"It is always worth itemising happiness, there is so much of the other thing in a life, you had better put down the markers for happiness while you can. When I was in that state, everything looked beautiful to me, the rain slicing down looked like silver to me, everything was of interest to me, everyone seemed at ease with me, even those slit-eyed cornerboys of Sligo, with the yellow fingers from the coffin nails they smoked, the yellow stain above their lips where the fag was stuck in permanent." page 141
" Memory, I must suppose, if it is neglected becomes like a box room, or a lumber room in an old house, the contents jumbled about, maybe not only from neglect but also from too much haphazard searching in them, and things to boot thrown in that don't belong there... It makes me a little dizzy to contemplate the possibility that everything I remember may not be real, I suppose. There was so much turmoil at that time that - that what? I took refuge in other impossible histories, in dreams, in fantasies? I don't know." page 201
Ultimately, I was more impressed with the writing than the actual plot. Very near the end, a plot twist occurred that I found just too 'low', or coincidental, for a writer of this caliber. Would I have seen this coming had I paid closer attention? I've procrastinated writing the review, in hopes of coming up with some firmer, more profound thoughts, but none came . I remain somewhat ambivalent, but mostly disappointed, with the way this was tied up...perhaps just a bit too neatly, but I fear I may be in the minority here.
In conclusion, I loved Barry's writing and will most certainly read more of his work. As for The Secret Scripture, it was an enjoyable book based on an interesting premise, with writing that shines brighter than the plot.
My rating: 3.5 / 5
Have you read The Secret Scripture?
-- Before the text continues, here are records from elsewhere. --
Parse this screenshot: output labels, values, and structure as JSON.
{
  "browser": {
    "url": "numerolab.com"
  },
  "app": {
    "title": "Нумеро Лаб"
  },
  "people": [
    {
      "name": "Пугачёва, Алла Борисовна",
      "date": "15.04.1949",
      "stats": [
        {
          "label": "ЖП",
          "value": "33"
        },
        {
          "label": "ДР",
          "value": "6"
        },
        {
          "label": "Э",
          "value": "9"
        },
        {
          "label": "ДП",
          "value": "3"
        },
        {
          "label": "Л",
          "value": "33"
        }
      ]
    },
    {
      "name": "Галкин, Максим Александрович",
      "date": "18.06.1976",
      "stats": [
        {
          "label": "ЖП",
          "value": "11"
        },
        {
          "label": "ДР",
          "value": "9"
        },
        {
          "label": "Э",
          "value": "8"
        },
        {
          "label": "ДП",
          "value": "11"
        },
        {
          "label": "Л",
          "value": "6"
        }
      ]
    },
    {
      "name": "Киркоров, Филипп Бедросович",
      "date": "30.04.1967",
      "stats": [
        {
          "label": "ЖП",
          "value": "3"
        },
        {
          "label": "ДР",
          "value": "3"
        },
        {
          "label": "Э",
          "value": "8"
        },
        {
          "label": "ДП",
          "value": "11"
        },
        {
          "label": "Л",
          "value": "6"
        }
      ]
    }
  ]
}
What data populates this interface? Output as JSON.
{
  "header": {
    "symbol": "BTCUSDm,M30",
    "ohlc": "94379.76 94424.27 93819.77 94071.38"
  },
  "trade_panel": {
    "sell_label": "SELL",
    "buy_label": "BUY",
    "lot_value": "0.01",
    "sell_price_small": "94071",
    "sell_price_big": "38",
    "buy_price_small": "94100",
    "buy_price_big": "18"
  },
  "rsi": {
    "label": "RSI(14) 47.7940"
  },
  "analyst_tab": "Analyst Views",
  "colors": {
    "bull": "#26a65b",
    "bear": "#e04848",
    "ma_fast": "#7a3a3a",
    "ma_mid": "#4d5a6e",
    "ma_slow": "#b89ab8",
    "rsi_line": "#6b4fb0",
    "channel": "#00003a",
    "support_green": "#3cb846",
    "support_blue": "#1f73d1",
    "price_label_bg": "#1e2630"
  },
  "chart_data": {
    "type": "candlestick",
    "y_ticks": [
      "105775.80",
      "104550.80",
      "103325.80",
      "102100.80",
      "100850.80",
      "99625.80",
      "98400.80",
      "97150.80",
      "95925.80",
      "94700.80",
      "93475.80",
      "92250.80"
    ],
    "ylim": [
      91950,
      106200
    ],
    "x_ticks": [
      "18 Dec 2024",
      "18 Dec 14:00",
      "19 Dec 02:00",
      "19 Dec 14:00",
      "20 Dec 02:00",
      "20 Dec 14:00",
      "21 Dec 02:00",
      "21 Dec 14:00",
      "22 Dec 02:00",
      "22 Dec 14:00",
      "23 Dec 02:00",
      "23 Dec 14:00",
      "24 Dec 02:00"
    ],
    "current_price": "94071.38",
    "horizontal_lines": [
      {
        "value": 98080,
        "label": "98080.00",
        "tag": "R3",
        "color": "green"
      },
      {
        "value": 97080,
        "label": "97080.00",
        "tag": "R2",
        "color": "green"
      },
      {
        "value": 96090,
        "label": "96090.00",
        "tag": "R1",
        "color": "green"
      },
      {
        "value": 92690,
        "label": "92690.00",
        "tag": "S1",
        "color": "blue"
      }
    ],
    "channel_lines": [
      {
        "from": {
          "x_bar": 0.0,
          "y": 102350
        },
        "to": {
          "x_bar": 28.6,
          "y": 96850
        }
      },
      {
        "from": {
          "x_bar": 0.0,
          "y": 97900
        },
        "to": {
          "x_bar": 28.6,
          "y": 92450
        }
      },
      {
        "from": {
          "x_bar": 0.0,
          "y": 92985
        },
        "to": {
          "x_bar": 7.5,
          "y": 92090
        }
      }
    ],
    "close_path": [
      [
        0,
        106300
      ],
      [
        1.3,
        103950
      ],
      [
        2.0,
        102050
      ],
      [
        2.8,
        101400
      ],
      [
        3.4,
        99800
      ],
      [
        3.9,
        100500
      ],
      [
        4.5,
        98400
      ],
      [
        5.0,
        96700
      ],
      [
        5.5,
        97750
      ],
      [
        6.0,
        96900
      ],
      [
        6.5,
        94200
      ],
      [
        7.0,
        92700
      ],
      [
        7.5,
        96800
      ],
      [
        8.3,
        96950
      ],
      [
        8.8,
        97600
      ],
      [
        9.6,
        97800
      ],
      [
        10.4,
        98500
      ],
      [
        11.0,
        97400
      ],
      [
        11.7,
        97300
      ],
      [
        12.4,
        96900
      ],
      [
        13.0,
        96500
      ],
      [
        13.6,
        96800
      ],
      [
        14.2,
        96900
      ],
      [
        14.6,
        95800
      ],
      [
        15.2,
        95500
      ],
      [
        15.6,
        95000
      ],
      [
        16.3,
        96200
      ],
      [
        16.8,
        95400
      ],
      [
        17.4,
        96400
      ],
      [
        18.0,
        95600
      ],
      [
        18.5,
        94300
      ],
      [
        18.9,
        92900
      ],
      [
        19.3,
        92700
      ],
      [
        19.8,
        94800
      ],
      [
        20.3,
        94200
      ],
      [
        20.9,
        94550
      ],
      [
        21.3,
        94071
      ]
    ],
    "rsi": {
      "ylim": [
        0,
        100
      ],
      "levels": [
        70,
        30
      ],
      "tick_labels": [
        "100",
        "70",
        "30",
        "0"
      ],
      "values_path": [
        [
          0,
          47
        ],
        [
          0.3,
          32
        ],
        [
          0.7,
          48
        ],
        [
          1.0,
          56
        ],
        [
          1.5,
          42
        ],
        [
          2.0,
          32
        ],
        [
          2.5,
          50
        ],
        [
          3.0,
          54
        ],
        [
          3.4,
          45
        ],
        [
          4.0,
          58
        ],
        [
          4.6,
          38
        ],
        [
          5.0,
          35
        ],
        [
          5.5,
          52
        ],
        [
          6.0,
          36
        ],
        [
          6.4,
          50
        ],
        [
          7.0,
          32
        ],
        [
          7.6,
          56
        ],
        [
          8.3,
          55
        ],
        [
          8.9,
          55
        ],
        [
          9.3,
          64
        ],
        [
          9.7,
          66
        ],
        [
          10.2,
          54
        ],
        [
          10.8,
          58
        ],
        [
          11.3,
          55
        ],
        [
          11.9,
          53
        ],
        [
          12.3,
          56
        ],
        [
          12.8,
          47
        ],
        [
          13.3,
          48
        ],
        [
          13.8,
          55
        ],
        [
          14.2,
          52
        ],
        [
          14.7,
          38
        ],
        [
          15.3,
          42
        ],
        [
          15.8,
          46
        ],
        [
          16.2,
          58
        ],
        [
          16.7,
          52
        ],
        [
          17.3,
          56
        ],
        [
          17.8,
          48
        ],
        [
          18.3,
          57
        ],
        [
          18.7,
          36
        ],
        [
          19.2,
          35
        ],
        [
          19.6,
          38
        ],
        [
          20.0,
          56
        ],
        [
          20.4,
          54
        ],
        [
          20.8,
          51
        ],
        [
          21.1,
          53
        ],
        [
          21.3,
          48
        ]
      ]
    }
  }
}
Did you see the plot twist coming, and did its neatness bother you? Are there books you've read where the writing outshines the plot?